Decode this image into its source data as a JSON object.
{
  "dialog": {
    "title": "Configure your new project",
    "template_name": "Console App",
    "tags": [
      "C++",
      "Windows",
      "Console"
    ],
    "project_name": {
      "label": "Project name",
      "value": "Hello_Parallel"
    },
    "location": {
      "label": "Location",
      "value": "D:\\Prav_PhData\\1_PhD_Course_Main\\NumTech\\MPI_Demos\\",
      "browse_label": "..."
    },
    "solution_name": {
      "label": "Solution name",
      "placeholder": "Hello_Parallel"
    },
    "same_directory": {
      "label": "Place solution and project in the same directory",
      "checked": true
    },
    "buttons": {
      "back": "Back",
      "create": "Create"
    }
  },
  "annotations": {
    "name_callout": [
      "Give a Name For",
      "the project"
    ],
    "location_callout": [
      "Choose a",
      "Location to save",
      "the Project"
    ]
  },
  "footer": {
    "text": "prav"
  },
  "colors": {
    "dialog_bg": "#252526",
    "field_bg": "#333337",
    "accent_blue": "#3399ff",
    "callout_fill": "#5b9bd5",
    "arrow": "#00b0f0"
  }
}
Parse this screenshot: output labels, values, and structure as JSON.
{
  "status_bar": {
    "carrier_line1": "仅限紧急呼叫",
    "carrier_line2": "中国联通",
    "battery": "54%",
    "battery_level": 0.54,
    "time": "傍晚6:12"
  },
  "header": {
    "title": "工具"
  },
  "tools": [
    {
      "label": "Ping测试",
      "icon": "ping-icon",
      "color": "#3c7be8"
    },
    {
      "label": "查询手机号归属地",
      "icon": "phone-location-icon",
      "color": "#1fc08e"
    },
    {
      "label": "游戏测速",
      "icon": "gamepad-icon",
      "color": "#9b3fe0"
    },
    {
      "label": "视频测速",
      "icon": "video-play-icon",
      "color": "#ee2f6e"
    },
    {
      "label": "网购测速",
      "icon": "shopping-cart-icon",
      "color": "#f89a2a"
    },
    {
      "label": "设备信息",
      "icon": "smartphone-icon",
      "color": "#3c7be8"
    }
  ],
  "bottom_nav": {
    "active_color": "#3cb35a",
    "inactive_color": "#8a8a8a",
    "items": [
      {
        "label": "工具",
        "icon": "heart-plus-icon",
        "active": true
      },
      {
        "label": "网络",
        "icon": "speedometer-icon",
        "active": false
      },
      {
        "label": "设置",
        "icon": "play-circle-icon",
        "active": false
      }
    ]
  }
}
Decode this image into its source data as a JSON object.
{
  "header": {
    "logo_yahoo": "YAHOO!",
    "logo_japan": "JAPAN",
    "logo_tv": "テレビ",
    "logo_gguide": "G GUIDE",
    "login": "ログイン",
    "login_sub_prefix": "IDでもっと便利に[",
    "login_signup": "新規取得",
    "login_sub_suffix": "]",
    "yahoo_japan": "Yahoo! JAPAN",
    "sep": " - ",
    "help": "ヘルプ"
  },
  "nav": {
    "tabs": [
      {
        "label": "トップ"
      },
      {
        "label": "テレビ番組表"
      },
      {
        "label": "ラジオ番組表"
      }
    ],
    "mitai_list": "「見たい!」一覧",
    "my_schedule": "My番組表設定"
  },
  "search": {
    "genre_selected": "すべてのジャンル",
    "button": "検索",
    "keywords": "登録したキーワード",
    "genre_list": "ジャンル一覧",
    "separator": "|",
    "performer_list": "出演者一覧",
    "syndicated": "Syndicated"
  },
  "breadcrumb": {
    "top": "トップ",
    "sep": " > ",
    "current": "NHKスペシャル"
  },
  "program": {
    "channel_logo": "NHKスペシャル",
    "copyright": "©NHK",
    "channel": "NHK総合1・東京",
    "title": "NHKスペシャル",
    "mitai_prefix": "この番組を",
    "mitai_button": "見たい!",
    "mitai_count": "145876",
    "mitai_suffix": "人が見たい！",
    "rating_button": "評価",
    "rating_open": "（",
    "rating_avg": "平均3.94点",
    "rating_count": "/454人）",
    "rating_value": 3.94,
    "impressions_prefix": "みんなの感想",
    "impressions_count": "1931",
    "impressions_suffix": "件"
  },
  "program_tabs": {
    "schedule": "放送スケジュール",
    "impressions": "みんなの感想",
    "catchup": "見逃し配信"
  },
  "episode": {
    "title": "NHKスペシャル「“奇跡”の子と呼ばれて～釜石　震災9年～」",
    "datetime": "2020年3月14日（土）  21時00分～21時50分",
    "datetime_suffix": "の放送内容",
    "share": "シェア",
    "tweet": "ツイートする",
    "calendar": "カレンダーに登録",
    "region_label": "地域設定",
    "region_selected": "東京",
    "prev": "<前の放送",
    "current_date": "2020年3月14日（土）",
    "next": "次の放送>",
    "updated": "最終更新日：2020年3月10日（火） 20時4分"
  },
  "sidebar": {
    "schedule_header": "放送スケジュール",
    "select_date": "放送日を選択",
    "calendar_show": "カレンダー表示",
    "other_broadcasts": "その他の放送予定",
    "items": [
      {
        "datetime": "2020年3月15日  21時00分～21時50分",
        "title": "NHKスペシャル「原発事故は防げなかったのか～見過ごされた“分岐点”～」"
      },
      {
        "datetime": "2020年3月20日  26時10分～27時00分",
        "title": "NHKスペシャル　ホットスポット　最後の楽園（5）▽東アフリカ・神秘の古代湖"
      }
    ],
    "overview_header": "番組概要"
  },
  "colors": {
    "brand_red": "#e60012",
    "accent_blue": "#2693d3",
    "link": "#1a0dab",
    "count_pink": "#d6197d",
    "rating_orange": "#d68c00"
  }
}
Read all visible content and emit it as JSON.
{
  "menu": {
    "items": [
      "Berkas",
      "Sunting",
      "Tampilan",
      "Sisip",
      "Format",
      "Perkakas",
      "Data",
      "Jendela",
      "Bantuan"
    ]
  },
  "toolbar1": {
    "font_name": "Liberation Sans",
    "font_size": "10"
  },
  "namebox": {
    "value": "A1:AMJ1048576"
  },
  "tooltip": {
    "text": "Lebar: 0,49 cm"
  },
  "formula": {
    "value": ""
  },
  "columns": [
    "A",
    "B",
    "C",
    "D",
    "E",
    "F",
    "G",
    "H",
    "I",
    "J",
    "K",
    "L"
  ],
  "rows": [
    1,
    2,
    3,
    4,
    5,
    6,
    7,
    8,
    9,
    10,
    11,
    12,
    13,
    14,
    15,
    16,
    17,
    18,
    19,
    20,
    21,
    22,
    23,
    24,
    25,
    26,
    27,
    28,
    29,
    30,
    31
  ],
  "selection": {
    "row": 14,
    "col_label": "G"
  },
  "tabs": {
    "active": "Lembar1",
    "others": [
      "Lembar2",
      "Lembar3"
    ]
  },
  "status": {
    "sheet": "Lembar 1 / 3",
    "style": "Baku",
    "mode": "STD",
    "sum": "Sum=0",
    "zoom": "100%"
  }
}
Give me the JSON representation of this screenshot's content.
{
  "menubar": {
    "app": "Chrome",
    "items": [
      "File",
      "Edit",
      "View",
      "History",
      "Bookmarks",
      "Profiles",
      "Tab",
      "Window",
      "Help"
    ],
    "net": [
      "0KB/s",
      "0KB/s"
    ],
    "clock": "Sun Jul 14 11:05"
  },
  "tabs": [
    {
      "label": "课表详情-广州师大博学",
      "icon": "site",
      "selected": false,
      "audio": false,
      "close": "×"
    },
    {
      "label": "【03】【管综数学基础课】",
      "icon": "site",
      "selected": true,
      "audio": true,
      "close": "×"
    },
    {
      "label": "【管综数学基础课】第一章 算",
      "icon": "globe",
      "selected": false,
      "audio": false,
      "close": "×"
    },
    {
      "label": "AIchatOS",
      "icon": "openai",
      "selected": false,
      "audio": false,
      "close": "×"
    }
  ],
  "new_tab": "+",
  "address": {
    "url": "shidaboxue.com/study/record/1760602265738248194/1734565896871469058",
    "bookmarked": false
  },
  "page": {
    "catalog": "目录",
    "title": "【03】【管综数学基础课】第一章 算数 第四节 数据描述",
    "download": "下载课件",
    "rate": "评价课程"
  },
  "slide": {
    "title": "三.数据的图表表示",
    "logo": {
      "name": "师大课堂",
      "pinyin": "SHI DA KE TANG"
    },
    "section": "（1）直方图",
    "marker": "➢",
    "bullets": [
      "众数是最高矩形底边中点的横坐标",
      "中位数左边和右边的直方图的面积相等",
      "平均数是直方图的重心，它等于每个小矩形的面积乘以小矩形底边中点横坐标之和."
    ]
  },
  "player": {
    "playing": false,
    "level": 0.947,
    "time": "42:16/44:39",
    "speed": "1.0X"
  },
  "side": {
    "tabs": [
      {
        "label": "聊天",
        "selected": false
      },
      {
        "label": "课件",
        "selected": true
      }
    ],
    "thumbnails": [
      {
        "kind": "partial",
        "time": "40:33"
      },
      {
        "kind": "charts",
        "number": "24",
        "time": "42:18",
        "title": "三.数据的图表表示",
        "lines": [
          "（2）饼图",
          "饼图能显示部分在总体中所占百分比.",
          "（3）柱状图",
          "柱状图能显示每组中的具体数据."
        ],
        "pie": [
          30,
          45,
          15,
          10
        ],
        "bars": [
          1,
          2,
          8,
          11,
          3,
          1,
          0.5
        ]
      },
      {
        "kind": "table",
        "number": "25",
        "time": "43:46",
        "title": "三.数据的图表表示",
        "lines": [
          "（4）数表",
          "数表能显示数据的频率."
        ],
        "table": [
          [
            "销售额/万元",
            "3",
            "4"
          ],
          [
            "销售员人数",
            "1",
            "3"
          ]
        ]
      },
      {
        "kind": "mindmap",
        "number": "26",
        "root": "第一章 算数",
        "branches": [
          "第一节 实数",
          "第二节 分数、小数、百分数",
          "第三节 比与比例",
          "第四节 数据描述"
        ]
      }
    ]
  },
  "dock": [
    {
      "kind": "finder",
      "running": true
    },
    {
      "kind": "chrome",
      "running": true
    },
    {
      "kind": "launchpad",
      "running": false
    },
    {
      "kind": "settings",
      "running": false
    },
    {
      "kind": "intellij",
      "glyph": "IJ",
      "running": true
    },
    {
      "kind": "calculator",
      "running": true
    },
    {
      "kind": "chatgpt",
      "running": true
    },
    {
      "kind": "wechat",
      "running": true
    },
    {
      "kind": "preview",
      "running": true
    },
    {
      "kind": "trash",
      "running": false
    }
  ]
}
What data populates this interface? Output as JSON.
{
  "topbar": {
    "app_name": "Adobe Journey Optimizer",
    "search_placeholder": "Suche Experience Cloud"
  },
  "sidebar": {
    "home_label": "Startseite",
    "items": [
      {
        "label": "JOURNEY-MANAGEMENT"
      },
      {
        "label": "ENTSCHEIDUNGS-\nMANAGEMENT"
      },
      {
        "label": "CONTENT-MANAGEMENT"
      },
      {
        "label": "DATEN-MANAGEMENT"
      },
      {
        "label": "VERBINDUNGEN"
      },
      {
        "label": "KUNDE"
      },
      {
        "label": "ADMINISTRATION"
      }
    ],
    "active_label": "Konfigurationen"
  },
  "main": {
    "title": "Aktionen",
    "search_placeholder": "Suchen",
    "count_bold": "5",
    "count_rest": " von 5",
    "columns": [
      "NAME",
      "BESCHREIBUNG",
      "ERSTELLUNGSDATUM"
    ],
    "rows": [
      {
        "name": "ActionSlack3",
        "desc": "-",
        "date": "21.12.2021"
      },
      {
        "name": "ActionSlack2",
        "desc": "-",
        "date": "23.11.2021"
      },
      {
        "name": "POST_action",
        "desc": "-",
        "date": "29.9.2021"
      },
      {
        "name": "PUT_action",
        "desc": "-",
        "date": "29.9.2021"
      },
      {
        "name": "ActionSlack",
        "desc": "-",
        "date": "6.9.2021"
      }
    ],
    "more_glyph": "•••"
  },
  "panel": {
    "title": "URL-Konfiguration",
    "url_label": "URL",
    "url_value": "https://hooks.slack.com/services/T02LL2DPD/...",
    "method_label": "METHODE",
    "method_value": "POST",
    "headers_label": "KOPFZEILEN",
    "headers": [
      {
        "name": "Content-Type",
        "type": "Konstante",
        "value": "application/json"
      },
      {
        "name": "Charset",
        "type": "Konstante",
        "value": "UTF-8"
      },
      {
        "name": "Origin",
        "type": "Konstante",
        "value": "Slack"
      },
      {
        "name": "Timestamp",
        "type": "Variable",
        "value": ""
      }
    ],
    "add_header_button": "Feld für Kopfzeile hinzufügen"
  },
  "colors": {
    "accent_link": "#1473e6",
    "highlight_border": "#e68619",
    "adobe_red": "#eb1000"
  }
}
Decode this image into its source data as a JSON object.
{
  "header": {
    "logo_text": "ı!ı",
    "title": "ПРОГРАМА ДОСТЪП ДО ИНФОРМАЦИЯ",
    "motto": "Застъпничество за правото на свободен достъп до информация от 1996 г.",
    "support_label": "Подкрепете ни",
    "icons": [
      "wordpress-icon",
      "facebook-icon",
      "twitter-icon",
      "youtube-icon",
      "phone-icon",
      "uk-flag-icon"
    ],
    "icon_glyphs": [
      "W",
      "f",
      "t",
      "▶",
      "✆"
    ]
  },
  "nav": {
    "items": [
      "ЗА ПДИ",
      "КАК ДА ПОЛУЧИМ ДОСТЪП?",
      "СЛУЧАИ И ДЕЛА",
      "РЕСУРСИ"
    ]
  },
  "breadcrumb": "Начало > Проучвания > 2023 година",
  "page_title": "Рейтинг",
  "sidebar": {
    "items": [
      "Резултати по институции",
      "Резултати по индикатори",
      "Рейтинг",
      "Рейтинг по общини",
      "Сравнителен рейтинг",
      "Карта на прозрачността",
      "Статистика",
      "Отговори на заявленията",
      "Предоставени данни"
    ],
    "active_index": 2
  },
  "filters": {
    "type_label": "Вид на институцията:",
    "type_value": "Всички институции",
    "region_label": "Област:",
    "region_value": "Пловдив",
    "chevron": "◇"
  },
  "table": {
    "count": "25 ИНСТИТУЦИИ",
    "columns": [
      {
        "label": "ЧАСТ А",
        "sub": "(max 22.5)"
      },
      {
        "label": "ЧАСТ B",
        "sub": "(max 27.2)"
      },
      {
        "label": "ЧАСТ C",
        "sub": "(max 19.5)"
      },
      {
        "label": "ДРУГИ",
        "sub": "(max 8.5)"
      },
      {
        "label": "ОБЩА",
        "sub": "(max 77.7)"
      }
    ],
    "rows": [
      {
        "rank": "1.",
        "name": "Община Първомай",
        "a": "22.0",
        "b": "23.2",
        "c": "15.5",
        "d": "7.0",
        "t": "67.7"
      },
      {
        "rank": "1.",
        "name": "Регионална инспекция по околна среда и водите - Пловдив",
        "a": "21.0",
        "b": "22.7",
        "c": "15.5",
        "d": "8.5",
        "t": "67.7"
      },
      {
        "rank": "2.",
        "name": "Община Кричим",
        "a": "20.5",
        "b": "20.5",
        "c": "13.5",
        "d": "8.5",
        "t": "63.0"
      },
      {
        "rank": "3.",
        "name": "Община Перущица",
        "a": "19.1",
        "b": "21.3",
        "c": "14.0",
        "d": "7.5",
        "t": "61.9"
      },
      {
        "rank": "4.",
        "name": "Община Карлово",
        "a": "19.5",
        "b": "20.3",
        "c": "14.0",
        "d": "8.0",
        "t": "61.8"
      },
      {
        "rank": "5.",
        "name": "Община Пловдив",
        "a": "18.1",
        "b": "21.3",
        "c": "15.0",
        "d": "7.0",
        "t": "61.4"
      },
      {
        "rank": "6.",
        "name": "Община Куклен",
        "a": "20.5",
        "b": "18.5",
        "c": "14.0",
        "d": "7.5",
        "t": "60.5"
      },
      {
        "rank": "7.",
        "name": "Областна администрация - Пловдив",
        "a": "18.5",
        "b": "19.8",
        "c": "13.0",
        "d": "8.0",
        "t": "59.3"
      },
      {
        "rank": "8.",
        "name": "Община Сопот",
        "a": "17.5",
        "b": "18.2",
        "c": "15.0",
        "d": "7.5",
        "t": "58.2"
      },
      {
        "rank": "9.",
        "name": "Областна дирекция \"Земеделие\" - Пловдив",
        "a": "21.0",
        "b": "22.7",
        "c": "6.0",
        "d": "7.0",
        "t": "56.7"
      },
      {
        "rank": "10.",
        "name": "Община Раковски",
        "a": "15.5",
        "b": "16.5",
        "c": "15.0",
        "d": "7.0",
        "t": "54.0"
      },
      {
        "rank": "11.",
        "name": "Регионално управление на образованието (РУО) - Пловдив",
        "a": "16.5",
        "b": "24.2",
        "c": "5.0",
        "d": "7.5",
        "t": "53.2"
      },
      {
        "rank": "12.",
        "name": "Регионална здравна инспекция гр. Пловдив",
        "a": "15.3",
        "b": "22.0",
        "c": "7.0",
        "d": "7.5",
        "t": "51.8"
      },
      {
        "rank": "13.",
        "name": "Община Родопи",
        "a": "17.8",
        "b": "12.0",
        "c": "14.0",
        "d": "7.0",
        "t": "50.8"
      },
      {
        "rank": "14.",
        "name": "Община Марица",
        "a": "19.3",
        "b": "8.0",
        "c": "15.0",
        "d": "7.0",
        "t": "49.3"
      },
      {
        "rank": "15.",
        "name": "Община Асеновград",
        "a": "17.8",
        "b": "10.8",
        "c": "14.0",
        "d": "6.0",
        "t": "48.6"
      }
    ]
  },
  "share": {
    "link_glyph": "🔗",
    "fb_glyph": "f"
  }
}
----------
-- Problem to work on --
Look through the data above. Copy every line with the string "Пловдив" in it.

-- Exercise output --
    "region_value": "Пловдив",
        "name": "Регионална инспекция по околна среда и водите - Пловдив",
        "name": "Община Пловдив",
        "name": "Областна администрация - Пловдив",
        "name": "Областна дирекция \"Земеделие\" - Пловдив",
        "name": "Регионално управление на образованието (РУО) - Пловдив",
        "name": "Регионална здравна инспекция гр. Пловдив",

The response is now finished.